→ What is needed
As you look over the data below, please find each line where the word "Optimiser" appears, then copy it.

BEGIN Records for processing

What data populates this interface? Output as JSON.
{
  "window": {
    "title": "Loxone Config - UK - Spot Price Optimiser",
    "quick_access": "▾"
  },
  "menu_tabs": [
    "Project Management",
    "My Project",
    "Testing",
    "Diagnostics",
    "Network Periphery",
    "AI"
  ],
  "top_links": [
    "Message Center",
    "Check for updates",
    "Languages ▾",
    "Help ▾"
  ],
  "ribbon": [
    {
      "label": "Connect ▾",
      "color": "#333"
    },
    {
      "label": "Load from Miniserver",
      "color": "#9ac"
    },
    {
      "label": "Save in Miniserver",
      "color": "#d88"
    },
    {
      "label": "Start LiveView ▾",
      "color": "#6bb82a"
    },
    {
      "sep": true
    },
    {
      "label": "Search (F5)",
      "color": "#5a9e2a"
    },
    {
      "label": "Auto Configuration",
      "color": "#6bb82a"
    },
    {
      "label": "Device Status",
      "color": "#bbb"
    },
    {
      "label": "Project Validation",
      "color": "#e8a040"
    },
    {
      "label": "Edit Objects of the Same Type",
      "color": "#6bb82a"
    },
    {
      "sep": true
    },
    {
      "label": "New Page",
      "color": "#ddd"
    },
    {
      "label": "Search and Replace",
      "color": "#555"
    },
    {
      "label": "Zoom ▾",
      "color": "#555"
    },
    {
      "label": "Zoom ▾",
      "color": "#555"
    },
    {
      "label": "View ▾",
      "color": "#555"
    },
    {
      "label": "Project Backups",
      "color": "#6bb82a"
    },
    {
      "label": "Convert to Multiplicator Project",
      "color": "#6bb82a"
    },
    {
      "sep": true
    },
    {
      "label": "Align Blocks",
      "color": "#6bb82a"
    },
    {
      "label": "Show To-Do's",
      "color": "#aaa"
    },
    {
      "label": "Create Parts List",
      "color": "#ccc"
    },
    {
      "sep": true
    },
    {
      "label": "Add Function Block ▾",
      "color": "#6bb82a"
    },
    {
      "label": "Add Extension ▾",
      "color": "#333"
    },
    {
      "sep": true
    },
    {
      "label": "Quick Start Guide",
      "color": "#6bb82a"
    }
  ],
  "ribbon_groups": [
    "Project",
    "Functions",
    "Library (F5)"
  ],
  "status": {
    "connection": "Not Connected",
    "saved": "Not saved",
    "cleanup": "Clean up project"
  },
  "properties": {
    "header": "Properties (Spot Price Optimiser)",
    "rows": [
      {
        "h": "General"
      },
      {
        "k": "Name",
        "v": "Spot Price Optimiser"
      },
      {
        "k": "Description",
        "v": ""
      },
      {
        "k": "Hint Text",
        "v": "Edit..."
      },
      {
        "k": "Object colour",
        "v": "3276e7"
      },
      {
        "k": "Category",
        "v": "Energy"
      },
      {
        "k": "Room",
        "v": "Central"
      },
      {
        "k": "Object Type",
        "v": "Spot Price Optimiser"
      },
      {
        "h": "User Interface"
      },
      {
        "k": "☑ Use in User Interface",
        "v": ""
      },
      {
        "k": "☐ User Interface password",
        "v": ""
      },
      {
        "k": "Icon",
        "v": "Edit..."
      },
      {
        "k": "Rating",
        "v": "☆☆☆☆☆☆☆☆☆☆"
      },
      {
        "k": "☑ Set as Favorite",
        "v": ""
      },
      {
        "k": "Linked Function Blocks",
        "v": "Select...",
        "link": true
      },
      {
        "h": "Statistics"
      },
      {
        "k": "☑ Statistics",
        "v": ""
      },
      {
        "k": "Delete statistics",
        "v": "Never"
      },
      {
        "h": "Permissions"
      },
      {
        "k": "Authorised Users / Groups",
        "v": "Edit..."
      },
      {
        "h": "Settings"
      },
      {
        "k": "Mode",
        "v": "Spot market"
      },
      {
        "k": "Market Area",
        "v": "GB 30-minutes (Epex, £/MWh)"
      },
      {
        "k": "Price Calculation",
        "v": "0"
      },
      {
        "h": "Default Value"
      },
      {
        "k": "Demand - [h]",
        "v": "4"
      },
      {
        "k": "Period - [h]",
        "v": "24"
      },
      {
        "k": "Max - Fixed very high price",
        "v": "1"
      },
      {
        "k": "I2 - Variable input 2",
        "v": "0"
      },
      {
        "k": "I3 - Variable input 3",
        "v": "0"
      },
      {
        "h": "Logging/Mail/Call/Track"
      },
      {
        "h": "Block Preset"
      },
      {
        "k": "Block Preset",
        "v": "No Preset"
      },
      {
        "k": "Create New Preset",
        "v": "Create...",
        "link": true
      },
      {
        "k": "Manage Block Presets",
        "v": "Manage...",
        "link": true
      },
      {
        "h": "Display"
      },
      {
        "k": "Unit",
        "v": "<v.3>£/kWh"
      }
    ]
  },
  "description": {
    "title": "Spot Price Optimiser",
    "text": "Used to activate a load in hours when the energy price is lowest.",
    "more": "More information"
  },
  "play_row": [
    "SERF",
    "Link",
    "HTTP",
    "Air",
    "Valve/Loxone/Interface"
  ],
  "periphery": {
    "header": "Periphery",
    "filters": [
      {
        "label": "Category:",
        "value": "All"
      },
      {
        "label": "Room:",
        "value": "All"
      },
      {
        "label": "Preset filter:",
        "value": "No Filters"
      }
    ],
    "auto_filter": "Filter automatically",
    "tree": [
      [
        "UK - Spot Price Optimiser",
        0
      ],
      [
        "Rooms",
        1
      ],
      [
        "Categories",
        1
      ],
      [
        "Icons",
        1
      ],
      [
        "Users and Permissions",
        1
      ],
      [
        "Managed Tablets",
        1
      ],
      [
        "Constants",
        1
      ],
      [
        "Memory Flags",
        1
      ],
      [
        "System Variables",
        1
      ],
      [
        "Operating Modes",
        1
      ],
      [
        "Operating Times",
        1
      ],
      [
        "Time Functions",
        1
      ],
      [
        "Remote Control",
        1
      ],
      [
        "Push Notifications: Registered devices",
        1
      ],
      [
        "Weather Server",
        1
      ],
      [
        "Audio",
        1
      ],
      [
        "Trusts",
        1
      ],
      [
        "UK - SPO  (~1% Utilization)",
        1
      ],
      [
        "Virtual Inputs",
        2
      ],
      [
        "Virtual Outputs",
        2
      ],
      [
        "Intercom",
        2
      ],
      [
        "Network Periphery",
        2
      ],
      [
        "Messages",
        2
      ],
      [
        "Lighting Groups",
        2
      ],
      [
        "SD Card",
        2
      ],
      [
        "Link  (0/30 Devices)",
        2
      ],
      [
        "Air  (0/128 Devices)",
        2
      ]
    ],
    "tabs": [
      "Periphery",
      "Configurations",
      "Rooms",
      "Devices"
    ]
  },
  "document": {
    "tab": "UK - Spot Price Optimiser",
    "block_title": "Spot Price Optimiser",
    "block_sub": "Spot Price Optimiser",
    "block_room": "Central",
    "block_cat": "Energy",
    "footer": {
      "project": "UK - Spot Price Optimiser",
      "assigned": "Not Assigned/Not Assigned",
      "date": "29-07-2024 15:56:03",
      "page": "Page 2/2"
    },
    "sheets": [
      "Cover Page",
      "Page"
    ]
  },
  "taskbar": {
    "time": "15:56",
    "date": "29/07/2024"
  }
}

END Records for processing

→ Result of the exercise
    "title": "Loxone Config - UK - Spot Price Optimiser",
    "header": "Properties (Spot Price Optimiser)",
        "v": "Spot Price Optimiser"
        "v": "Spot Price Optimiser"
    "title": "Spot Price Optimiser",
        "UK - Spot Price Optimiser",
    "tab": "UK - Spot Price Optimiser",
    "block_title": "Spot Price Optimiser",
    "block_sub": "Spot Price Optimiser",
      "project": "UK - Spot Price Optimiser",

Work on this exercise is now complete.